▸ Activity
State the number of lines with "JSON" in the listing, leaving out everything else.

---------- Dataset extract

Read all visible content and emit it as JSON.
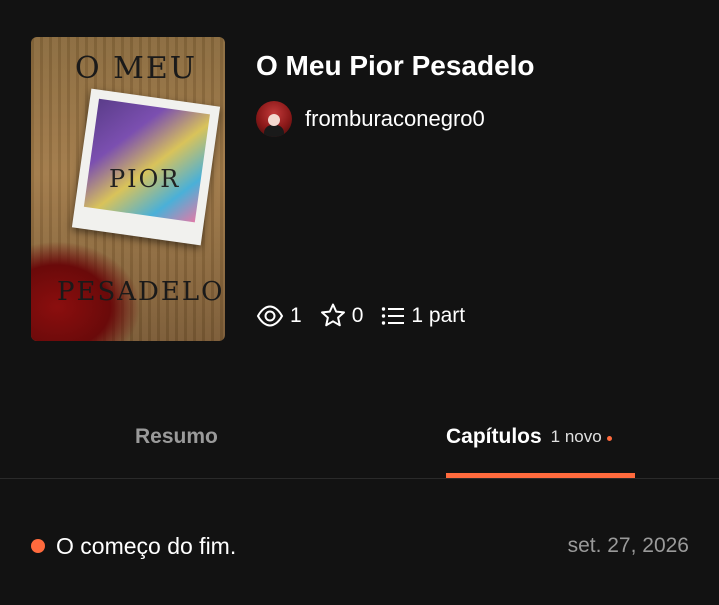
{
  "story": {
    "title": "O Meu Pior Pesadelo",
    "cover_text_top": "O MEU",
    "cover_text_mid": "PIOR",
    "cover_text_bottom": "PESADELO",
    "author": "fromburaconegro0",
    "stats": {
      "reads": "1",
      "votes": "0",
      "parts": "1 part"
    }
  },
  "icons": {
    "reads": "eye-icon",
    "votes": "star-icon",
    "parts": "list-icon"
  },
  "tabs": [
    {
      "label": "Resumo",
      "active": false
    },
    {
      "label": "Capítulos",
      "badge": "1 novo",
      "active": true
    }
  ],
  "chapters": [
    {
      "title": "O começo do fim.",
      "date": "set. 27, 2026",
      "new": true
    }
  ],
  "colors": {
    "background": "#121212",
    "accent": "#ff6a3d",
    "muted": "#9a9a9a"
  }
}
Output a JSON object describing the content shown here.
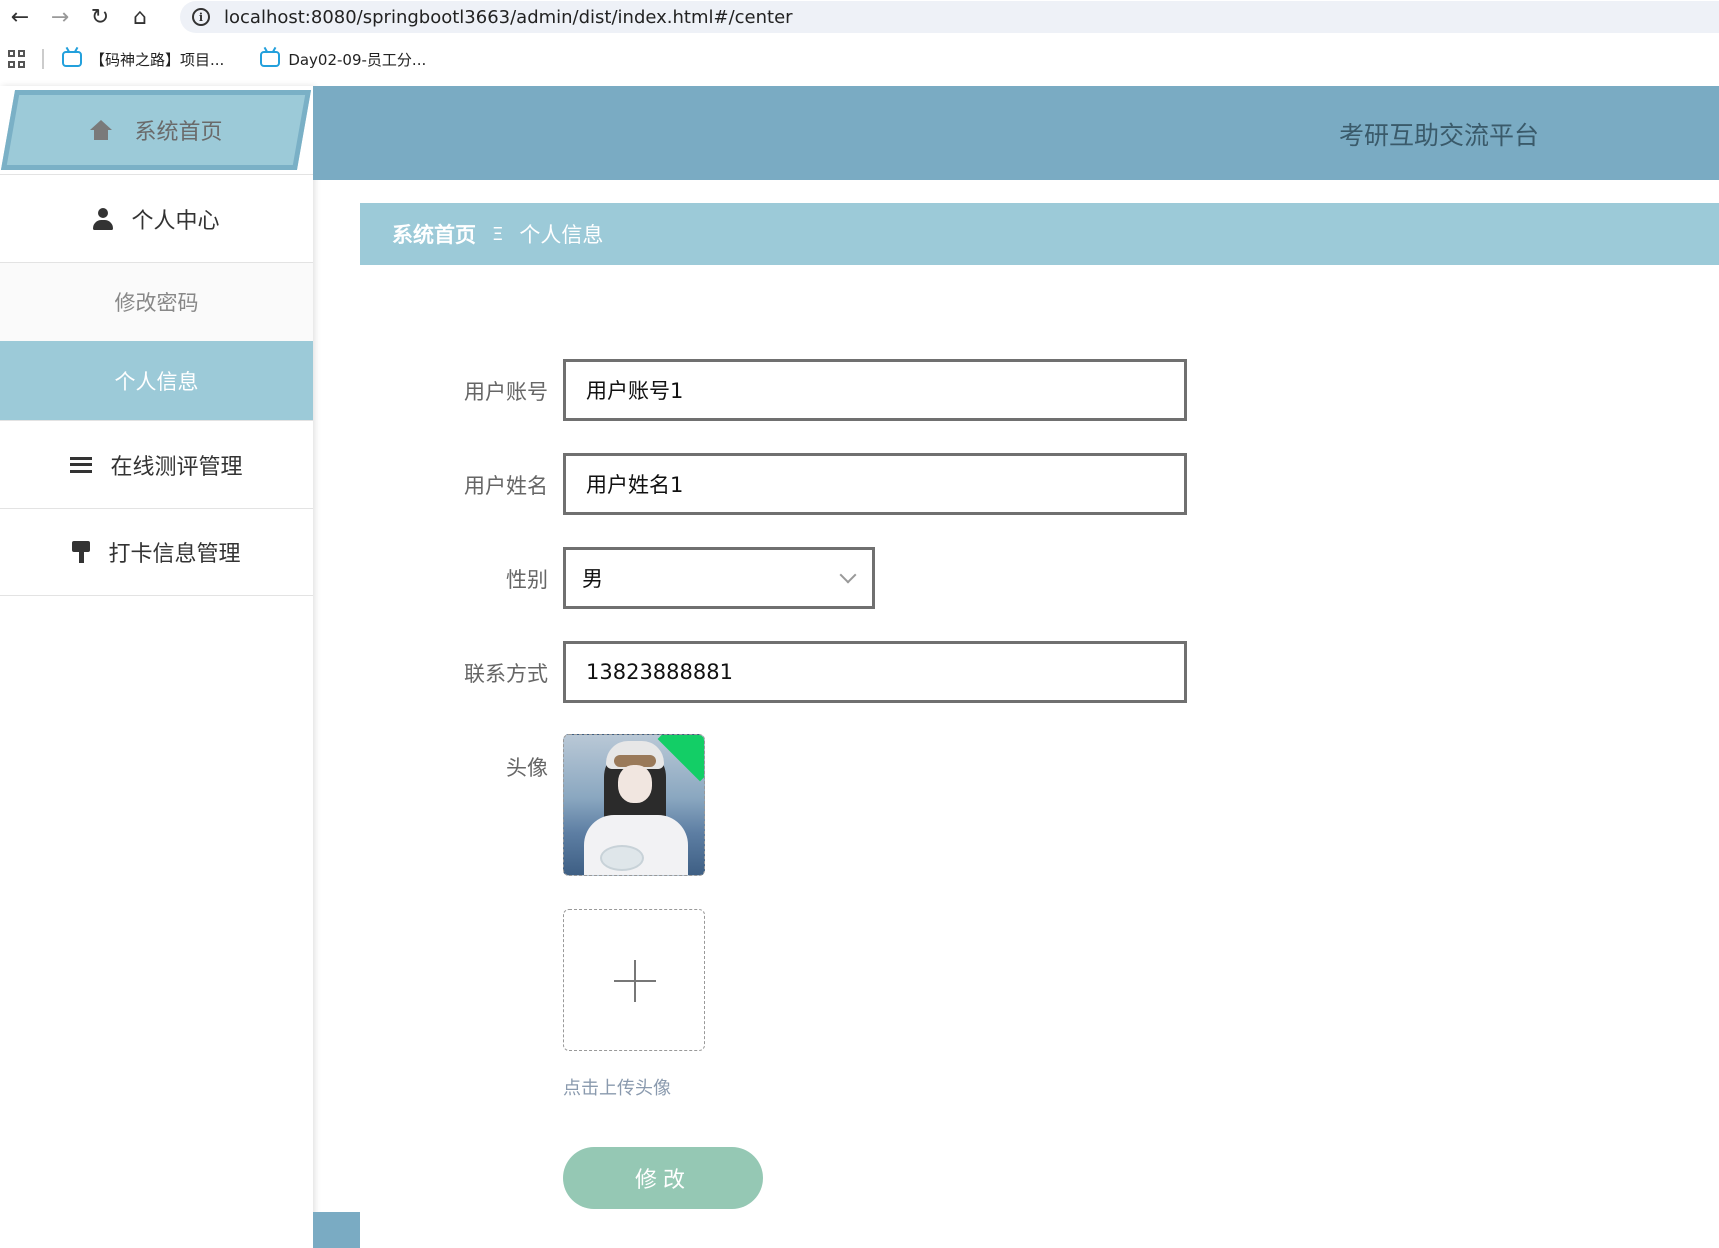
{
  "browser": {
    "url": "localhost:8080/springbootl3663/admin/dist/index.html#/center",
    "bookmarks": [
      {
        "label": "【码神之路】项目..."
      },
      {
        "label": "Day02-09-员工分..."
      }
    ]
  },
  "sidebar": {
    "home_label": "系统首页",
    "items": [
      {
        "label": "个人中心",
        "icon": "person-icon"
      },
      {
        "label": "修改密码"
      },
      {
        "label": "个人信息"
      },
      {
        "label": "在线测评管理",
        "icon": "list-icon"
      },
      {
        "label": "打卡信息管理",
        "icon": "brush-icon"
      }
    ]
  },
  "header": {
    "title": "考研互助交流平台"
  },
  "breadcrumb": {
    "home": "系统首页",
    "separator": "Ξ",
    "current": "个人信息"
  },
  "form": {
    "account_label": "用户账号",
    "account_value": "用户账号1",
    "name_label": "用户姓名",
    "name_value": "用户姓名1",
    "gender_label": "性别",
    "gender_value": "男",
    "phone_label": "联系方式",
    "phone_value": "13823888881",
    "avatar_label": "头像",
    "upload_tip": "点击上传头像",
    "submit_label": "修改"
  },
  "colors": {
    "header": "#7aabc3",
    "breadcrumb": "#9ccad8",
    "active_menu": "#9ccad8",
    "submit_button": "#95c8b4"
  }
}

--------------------
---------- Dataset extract

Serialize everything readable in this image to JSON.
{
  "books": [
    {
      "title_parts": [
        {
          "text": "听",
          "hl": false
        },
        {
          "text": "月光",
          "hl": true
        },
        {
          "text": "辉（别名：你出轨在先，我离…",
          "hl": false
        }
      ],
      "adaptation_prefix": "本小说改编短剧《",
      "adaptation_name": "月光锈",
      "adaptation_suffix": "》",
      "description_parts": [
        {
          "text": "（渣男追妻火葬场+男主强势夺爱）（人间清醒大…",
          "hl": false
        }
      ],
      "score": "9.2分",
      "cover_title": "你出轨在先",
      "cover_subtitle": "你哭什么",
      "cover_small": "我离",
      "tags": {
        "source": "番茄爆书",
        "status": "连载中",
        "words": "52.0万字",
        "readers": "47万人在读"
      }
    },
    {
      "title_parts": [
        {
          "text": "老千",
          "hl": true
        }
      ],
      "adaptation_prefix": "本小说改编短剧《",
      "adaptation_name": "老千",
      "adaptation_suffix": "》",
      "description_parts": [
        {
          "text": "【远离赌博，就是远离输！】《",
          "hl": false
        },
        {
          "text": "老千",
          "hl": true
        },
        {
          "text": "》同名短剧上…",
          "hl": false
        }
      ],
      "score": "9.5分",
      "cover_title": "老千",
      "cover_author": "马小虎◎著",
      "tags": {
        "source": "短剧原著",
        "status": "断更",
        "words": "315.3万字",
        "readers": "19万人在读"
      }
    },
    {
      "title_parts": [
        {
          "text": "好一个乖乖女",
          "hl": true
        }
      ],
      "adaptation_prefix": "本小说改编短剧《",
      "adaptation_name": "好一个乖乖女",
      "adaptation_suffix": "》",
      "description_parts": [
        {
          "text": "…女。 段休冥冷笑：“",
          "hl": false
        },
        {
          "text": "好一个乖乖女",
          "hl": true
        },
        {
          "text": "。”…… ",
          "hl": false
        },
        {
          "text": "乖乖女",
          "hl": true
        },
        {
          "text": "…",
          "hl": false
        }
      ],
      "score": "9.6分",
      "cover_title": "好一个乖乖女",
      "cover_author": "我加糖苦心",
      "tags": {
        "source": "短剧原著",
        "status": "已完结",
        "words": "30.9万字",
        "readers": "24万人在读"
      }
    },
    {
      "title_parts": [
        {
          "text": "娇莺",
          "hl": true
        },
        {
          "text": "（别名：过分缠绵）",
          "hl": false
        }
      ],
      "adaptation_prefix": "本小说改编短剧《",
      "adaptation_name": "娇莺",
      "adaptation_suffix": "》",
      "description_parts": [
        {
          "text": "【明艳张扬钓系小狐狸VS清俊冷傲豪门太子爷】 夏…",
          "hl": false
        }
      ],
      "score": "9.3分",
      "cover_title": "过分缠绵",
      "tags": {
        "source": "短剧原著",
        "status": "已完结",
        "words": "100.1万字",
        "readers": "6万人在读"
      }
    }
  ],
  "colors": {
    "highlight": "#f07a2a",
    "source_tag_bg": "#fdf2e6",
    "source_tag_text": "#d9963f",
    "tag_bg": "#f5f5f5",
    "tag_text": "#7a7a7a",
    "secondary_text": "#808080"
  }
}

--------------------

▸ Solution to the problem
3